LEVA-EU has been invited by the European Commission to present a solution to what it deems to be “discrimination” against EU-based bike assemblers, something which the association has now submitted for consideration.
Dominating the headlines at present, legislation adjustments and tariff confusion once again feature, with LEVA-EU making the case on behalf of European electric bike assemblers that obtaining end-use authorization is not functioning as it has been intended and in many cases the process of obtaining the authorisation is without deadline, stretching months without resolution.
As explained by LEVA-EU’s Annick Roetynck: “Originally, there was not really a problem because there were hardly any companies in Europe that assembled electric bikes only. That changed with the imposition of anti-dumping duties on e-bikes from China. Assemblers had to move their production out of China and some of them came to Europe. That is when it became clear how difficult it is to obtain end-use authorization.
“The worst part is that you cannot apply for end-use authorization unless you are already importing essential bicycle components and paying 48.5% duties on them.
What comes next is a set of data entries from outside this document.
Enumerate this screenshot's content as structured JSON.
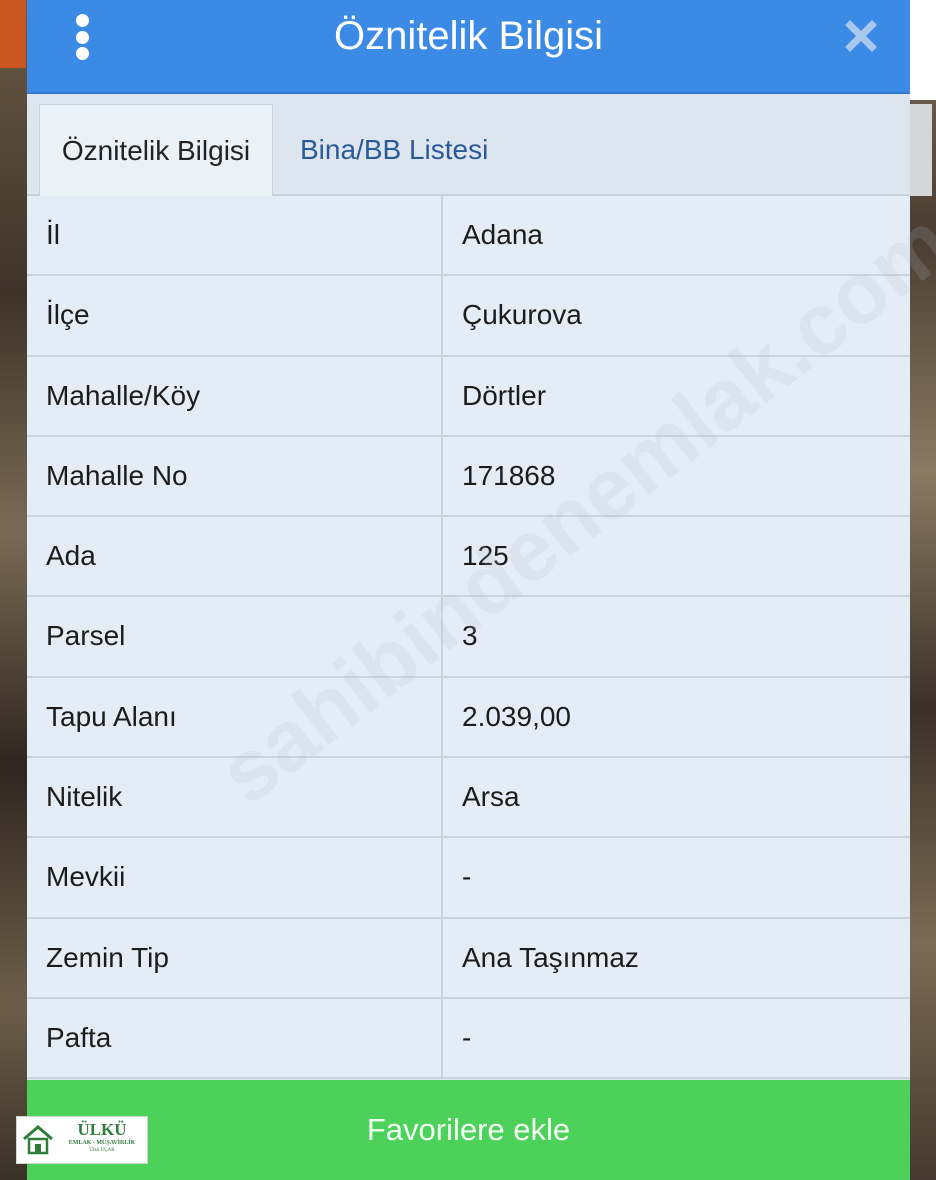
{
  "dialog": {
    "title": "Öznitelik Bilgisi",
    "menu_icon": "vertical-dots-icon",
    "close_icon": "close-icon"
  },
  "tabs": [
    {
      "label": "Öznitelik Bilgisi",
      "active": true
    },
    {
      "label": "Bina/BB Listesi",
      "active": false
    }
  ],
  "attributes": [
    {
      "key": "İl",
      "value": "Adana"
    },
    {
      "key": "İlçe",
      "value": "Çukurova"
    },
    {
      "key": "Mahalle/Köy",
      "value": "Dörtler"
    },
    {
      "key": "Mahalle No",
      "value": "171868"
    },
    {
      "key": "Ada",
      "value": "125"
    },
    {
      "key": "Parsel",
      "value": "3"
    },
    {
      "key": "Tapu Alanı",
      "value": "2.039,00"
    },
    {
      "key": "Nitelik",
      "value": "Arsa"
    },
    {
      "key": "Mevkii",
      "value": "-"
    },
    {
      "key": "Zemin Tip",
      "value": "Ana Taşınmaz"
    },
    {
      "key": "Pafta",
      "value": "-"
    }
  ],
  "favorite_button": {
    "label": "Favorilere ekle"
  },
  "watermark": {
    "text": "sahibindenemlak.com"
  },
  "logo": {
    "name": "ÜLKÜ",
    "subtitle": "EMLAK - MÜŞAVİRLİK",
    "person": "Ülkü UÇAR"
  },
  "colors": {
    "titlebar": "#3a8ae6",
    "favorite_button": "#4cd25a",
    "tab_link": "#2b5a9a"
  }
}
Also, there is no suspension of duty whilst the customs are checking out your application. Thus, a company has to have very significant resources to be able to cover this downright injustice.”
That tilting against the favour of smaller businesses is the crux of LEVA’s evidence submission back to the EU on the matter, which became amplified in October last year with the publication of Regulation 2020/1296, which the organisation says created the discrimination.
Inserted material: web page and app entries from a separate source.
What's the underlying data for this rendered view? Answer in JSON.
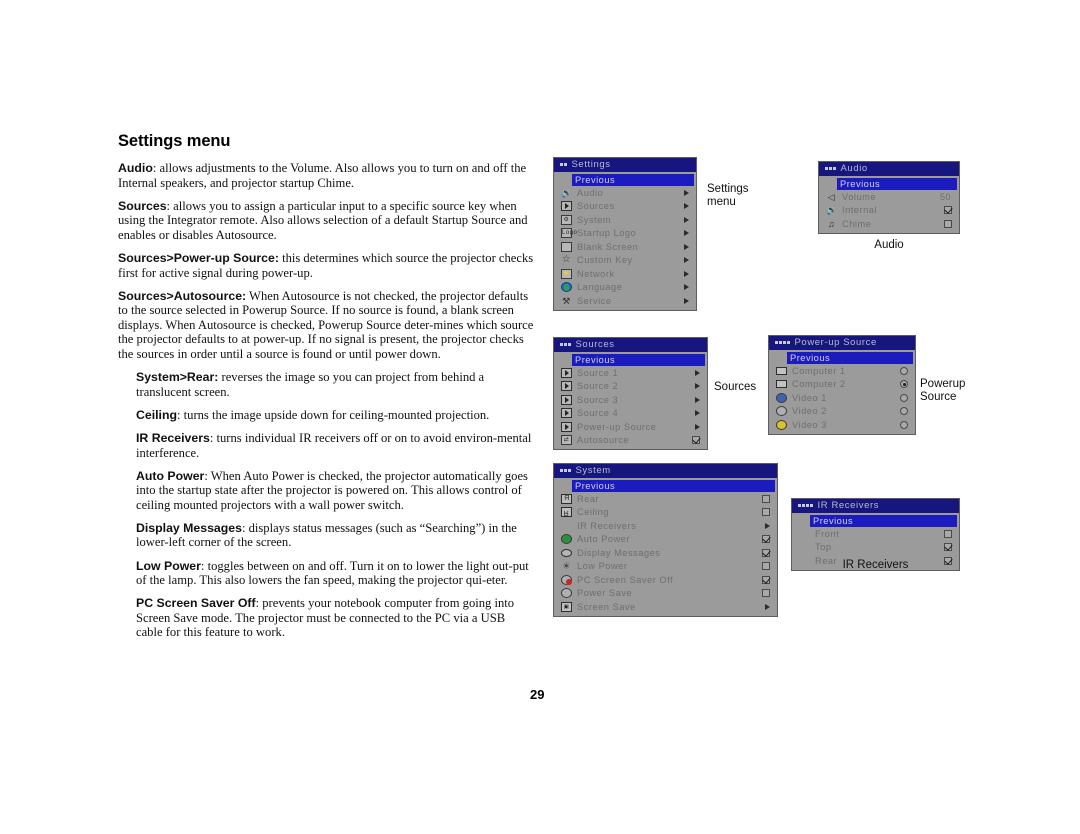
{
  "document": {
    "title": "Settings menu",
    "page_number": "29",
    "paragraphs": [
      {
        "id": "audio",
        "term": "Audio",
        "text": ": allows adjustments to the Volume. Also allows you to turn on and off the Internal speakers, and projector startup Chime.",
        "indent": false
      },
      {
        "id": "sources",
        "term": "Sources",
        "text": ": allows you to assign a particular input to a specific source key when using the Integrator remote. Also allows selection of a default Startup Source and enables or disables Autosource.",
        "indent": false
      },
      {
        "id": "sources-power-up-source",
        "term": "Sources>Power-up Source:",
        "text": " this determines which source the projector checks first for active signal during power-up.",
        "indent": false
      },
      {
        "id": "sources-autosource",
        "term": "Sources>Autosource:",
        "text": " When Autosource is not checked, the projector defaults to the source selected in Powerup Source. If no source is found, a blank screen displays. When Autosource is checked, Powerup Source deter-mines which source the projector defaults to at power-up. If no signal is present, the projector checks the sources in order until a source is found or until power down.",
        "indent": false
      },
      {
        "id": "system-rear",
        "term": "System>Rear:",
        "text": " reverses the image so you can project from behind a translucent screen.",
        "indent": true
      },
      {
        "id": "ceiling",
        "term": "Ceiling",
        "text": ": turns the image upside down for ceiling-mounted projection.",
        "indent": true
      },
      {
        "id": "ir-receivers",
        "term": "IR Receivers",
        "text": ": turns individual IR receivers off or on to avoid environ-mental interference.",
        "indent": true
      },
      {
        "id": "auto-power",
        "term": "Auto Power",
        "text": ": When Auto Power is checked, the projector automatically goes into the startup state after the projector is powered on. This allows control of ceiling mounted projectors with a wall power switch.",
        "indent": true
      },
      {
        "id": "display-messages",
        "term": "Display Messages",
        "text": ": displays status messages (such as “Searching”) in the lower-left corner of the screen.",
        "indent": true
      },
      {
        "id": "low-power",
        "term": "Low Power",
        "text": ": toggles between on and off. Turn it on to lower the light out-put of the lamp. This also lowers the fan speed, making the projector qui-eter.",
        "indent": true
      },
      {
        "id": "pc-screen-saver-off",
        "term": "PC Screen Saver Off",
        "text": ": prevents your notebook computer from going into Screen Save mode. The projector must be connected to the PC via a USB cable for this feature to work.",
        "indent": true
      }
    ]
  },
  "captions": {
    "settings_menu": "Settings\nmenu",
    "settings_menu_l1": "Settings",
    "settings_menu_l2": "menu",
    "audio": "Audio",
    "sources": "Sources",
    "powerup_source_l1": "Powerup",
    "powerup_source_l2": "Source",
    "ir_receivers": "IR Receivers"
  },
  "menus": {
    "settings": {
      "title": "Settings",
      "dots": 2,
      "previous": "Previous",
      "items": [
        {
          "label": "Audio",
          "icon": "speaker-icon",
          "control": "arrow"
        },
        {
          "label": "Sources",
          "icon": "source-input-icon",
          "control": "arrow"
        },
        {
          "label": "System",
          "icon": "system-icon",
          "control": "arrow"
        },
        {
          "label": "Startup Logo",
          "icon": "logo-icon",
          "control": "arrow"
        },
        {
          "label": "Blank Screen",
          "icon": "blank-screen-icon",
          "control": "arrow"
        },
        {
          "label": "Custom Key",
          "icon": "star-icon",
          "control": "arrow"
        },
        {
          "label": "Network",
          "icon": "network-icon",
          "control": "arrow"
        },
        {
          "label": "Language",
          "icon": "globe-icon",
          "control": "arrow"
        },
        {
          "label": "Service",
          "icon": "wrench-icon",
          "control": "arrow"
        }
      ]
    },
    "audio": {
      "title": "Audio",
      "dots": 3,
      "previous": "Previous",
      "items": [
        {
          "label": "Volume",
          "icon": "volume-icon",
          "control": "value",
          "value": "50"
        },
        {
          "label": "Internal",
          "icon": "speaker-icon",
          "control": "checkbox",
          "checked": true
        },
        {
          "label": "Chime",
          "icon": "chime-icon",
          "control": "checkbox",
          "checked": false
        }
      ]
    },
    "sources": {
      "title": "Sources",
      "dots": 3,
      "previous": "Previous",
      "items": [
        {
          "label": "Source 1",
          "icon": "source-input-icon",
          "control": "arrow"
        },
        {
          "label": "Source 2",
          "icon": "source-input-icon",
          "control": "arrow"
        },
        {
          "label": "Source 3",
          "icon": "source-input-icon",
          "control": "arrow"
        },
        {
          "label": "Source 4",
          "icon": "source-input-icon",
          "control": "arrow"
        },
        {
          "label": "Power-up Source",
          "icon": "powerup-source-icon",
          "control": "arrow"
        },
        {
          "label": "Autosource",
          "icon": "autosource-icon",
          "control": "checkbox",
          "checked": true
        }
      ]
    },
    "powerup_source": {
      "title": "Power-up Source",
      "dots": 4,
      "previous": "Previous",
      "items": [
        {
          "label": "Computer 1",
          "icon": "computer1-icon",
          "control": "radio",
          "checked": false
        },
        {
          "label": "Computer 2",
          "icon": "computer2-icon",
          "control": "radio",
          "checked": true
        },
        {
          "label": "Video 1",
          "icon": "video1-icon",
          "control": "radio",
          "checked": false
        },
        {
          "label": "Video 2",
          "icon": "video2-icon",
          "control": "radio",
          "checked": false
        },
        {
          "label": "Video 3",
          "icon": "video3-icon",
          "control": "radio",
          "checked": false
        }
      ]
    },
    "system": {
      "title": "System",
      "dots": 3,
      "previous": "Previous",
      "items": [
        {
          "label": "Rear",
          "icon": "rear-icon",
          "control": "checkbox",
          "checked": false
        },
        {
          "label": "Ceiling",
          "icon": "ceiling-icon",
          "control": "checkbox",
          "checked": false
        },
        {
          "label": "IR Receivers",
          "icon": "none",
          "control": "arrow"
        },
        {
          "label": "Auto Power",
          "icon": "auto-power-icon",
          "control": "checkbox",
          "checked": true
        },
        {
          "label": "Display Messages",
          "icon": "message-icon",
          "control": "checkbox",
          "checked": true
        },
        {
          "label": "Low Power",
          "icon": "low-power-icon",
          "control": "checkbox",
          "checked": false
        },
        {
          "label": "PC Screen Saver Off",
          "icon": "pc-screensaver-icon",
          "control": "checkbox",
          "checked": true
        },
        {
          "label": "Power Save",
          "icon": "power-save-icon",
          "control": "checkbox",
          "checked": false
        },
        {
          "label": "Screen Save",
          "icon": "screen-save-icon",
          "control": "arrow"
        }
      ]
    },
    "ir_receivers": {
      "title": "IR Receivers",
      "dots": 4,
      "previous": "Previous",
      "items": [
        {
          "label": "Front",
          "icon": "none",
          "control": "checkbox",
          "checked": false
        },
        {
          "label": "Top",
          "icon": "none",
          "control": "checkbox",
          "checked": true
        },
        {
          "label": "Rear",
          "icon": "none",
          "control": "checkbox",
          "checked": true
        }
      ]
    }
  },
  "colors": {
    "osd_title_bg": "#16167e",
    "osd_body_bg": "#9b9b9b",
    "osd_highlight_bg": "#1b1bbe",
    "osd_text": "#6e6e6e",
    "page_bg": "#ffffff"
  }
}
It is this piece of regulation LEVA says has now handed conventional bicycle makers a legal means to utilise their exemption for the import of essential bicycle components not only for conventional bicycles, but also for the use on electric bicycles. This exemption, LEVA-EU says, is valid indefinitely.
“Electric bike assemblers who don’t have assembly of conventional bikes have been wilfully excluded from this exemption by the Commission,” says Roetynck.
“When anti-circumvention measures were introduced in 1997, EU bike assemblers could apply for an exemption if they were able to prove that no more than 59% of the value of their product consisted of Chinese components. This procedure is with the Commission who granted most of the EU applicants the exemption. They have had the exemption ever since and it never gets really checked again. These companies used their Commission exemption to import essential bicycle components for both the assembly of conventional and electric bicycles. Everybody kind of knew that this was not exactly legal.”
Likely running counter to LEVA-EU’s hopes of an adjustment will be the European electric bike manufacturer’s wishes who may prefer that the rules remain as they are in a bid to maintain competitive pricing against far eastern goods.
On this note Roetynck flags the little noticed alteration of the rule of origin for Taiwan and other countries with non-preferential status, which she says happened “very quietly and without any transitional period.”
Amongst the evidence LEVA-EU has to hand it is aware of one company that put in an application and was denied two years later. To rub salt in the wounds the business was subsequently raided fr apparent circumvention on electric bike duties.
LEVA-EU submitted a proposal of amendments at the end of December following a meeting earlier int he month. The orgs proposal to the Commission now proposes to remove end-use authorisation and instead allow an electric bike assembler to apply directly for a Commission exemption. Existing end-use authorizations would be automatically turned into such exemptions.
Roetynck concludes: “We don’t know when the Commission will get back to us but we will continue to fight for justice and equality.”